As we all know, Buffett has had close ties with the U.S. home-building industry for nearly a decade. His behemoth conglomerate holding company, Berkshire Hathaway, owns half a dozen housing-related manufacturing companies, including Shaw, Acme Brick, Benjamin Moore, Johns Manville, MiTek and modular home builder Clayton Homes. Berkshire Hathaway also has a sizable stake in USG and Wells Fargo.
But it's one of Buffett's less-publicized investments that piqued our interest. About a year and a half ago, Berkshire Hathaway's MiTek made a huge play in the CAD software/services market by acquiring Simpad, a plan-services company that offers outsourced, optimized plans to home builders with the help of tools like 3D-CAD and building information modeling (BIM) software.
Why the investment in BIM and 3D modeling services? One of Buffett's long-time creeds is to keep things simple, and he sees these tools and services as a way to automate what has traditionally been an inefficient, time-consuming, wasteful process. Simply put, Buffett views the automating of home building as one of the best bets going forward.
“The home-building industry, like others, will find ways to reduce costs through technology,” wrote Buffett in a book on Simpad that was distributed to CEOs of the top 50 U.S. home builders late last year. “I also see the current environment as an important opportunity for leading builders to retool their businesses and to prepare for the up-cycle ahead.”
The housing industry may still be in the tank, but Buffett has stated publicly that it's merely in a correction period following the recent boom.
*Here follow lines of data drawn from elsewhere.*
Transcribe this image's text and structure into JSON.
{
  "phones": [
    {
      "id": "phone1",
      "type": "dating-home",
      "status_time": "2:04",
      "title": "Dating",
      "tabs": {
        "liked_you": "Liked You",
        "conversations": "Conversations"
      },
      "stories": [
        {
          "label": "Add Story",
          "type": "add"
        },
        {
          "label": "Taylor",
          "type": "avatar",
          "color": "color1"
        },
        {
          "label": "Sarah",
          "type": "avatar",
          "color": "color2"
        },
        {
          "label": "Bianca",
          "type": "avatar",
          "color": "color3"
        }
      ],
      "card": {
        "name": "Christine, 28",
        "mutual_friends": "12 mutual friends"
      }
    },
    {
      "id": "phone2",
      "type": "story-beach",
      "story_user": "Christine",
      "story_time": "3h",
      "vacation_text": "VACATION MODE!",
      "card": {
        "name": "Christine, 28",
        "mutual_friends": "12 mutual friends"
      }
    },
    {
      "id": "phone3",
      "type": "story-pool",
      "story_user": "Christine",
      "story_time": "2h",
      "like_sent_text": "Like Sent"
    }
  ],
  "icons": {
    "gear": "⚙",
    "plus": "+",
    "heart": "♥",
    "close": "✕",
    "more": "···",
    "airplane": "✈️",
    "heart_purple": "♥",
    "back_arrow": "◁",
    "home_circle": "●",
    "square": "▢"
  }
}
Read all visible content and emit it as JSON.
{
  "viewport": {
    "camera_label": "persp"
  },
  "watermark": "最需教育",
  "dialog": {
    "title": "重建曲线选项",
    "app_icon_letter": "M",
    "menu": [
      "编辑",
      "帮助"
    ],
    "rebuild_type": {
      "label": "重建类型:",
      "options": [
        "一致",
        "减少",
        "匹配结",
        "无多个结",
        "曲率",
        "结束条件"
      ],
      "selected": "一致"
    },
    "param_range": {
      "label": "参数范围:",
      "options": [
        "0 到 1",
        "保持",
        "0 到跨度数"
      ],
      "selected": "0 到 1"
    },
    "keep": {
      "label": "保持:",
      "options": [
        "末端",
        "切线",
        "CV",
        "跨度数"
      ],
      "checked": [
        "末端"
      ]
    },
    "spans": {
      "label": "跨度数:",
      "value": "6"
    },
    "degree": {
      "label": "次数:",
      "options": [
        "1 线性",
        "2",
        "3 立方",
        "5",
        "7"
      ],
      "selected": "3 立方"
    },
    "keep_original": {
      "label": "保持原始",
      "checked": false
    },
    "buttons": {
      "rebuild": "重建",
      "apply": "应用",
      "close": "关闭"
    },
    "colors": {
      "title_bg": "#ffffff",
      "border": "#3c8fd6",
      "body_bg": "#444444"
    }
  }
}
He's a long-term strategist who sees an inevitable demand for new housing. Let's not forget that the U.S. population is expected to grow by 100 million in the next 40 years. These people will need some place to live.